Task prompt. Return every line below exactly, leaving nothing out.

Record excerpts.

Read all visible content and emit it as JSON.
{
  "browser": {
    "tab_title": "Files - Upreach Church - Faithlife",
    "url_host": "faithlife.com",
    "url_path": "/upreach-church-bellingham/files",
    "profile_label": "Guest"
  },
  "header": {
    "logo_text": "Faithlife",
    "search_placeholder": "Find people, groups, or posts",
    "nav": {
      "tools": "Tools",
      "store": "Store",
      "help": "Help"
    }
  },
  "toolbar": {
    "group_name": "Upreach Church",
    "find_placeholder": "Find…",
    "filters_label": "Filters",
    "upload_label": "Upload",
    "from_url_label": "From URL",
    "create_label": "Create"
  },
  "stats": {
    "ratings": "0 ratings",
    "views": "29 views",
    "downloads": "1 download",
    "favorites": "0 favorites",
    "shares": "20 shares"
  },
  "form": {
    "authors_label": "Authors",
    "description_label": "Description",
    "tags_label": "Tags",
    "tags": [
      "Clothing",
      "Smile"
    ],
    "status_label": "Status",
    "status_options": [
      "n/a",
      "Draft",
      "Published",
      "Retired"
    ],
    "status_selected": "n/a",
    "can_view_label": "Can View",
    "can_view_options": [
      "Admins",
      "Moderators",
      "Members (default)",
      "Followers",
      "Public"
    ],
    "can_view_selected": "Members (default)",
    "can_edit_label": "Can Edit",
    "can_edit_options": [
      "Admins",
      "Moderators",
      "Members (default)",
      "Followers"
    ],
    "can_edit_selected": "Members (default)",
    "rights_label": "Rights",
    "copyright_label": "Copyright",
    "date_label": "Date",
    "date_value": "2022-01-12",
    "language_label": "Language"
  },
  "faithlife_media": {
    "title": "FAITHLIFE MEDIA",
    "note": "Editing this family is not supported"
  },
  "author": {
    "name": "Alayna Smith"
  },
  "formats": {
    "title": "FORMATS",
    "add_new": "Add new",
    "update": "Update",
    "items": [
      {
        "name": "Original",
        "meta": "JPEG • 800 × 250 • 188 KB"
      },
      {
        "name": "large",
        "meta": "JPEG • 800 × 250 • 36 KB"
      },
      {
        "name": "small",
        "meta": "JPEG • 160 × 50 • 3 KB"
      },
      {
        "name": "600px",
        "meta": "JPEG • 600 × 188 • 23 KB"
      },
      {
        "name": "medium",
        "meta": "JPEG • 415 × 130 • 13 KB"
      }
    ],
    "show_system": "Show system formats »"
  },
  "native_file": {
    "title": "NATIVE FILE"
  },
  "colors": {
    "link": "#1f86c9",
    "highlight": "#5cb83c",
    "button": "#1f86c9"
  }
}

Result for this task.
Read all visible content and emit it as JSON.
{
  "browser": {
    "tab_title": "Files - Upreach Church - Faithlife",
    "url_host": "faithlife.com",
    "url_path": "/upreach-church-bellingham/files",
    "profile_label": "Guest"
  },
  "header": {
    "logo_text": "Faithlife",
    "search_placeholder": "Find people, groups, or posts",
    "nav": {
      "tools": "Tools",
      "store": "Store",
      "help": "Help"
    }
  },
  "toolbar": {
    "group_name": "Upreach Church",
    "find_placeholder": "Find…",
    "filters_label": "Filters",
    "upload_label": "Upload",
    "from_url_label": "From URL",
    "create_label": "Create"
  },
  "stats": {
    "ratings": "0 ratings",
    "views": "29 views",
    "downloads": "1 download",
    "favorites": "0 favorites",
    "shares": "20 shares"
  },
  "form": {
    "authors_label": "Authors",
    "description_label": "Description",
    "tags_label": "Tags",
    "tags": [
      "Clothing",
      "Smile"
    ],
    "status_label": "Status",
    "status_options": [
      "n/a",
      "Draft",
      "Published",
      "Retired"
    ],
    "status_selected": "n/a",
    "can_view_label": "Can View",
    "can_view_options": [
      "Admins",
      "Moderators",
      "Members (default)",
      "Followers",
      "Public"
    ],
    "can_view_selected": "Members (default)",
    "can_edit_label": "Can Edit",
    "can_edit_options": [
      "Admins",
      "Moderators",
      "Members (default)",
      "Followers"
    ],
    "can_edit_selected": "Members (default)",
    "rights_label": "Rights",
    "copyright_label": "Copyright",
    "date_label": "Date",
    "date_value": "2022-01-12",
    "language_label": "Language"
  },
  "faithlife_media": {
    "title": "FAITHLIFE MEDIA",
    "note": "Editing this family is not supported"
  },
  "author": {
    "name": "Alayna Smith"
  },
  "formats": {
    "title": "FORMATS",
    "add_new": "Add new",
    "update": "Update",
    "items": [
      {
        "name": "Original",
        "meta": "JPEG • 800 × 250 • 188 KB"
      },
      {
        "name": "large",
        "meta": "JPEG • 800 × 250 • 36 KB"
      },
      {
        "name": "small",
        "meta": "JPEG • 160 × 50 • 3 KB"
      },
      {
        "name": "600px",
        "meta": "JPEG • 600 × 188 • 23 KB"
      },
      {
        "name": "medium",
        "meta": "JPEG • 415 × 130 • 13 KB"
      }
    ],
    "show_system": "Show system formats »"
  },
  "native_file": {
    "title": "NATIVE FILE"
  },
  "colors": {
    "link": "#1f86c9",
    "highlight": "#5cb83c",
    "button": "#1f86c9"
  }
}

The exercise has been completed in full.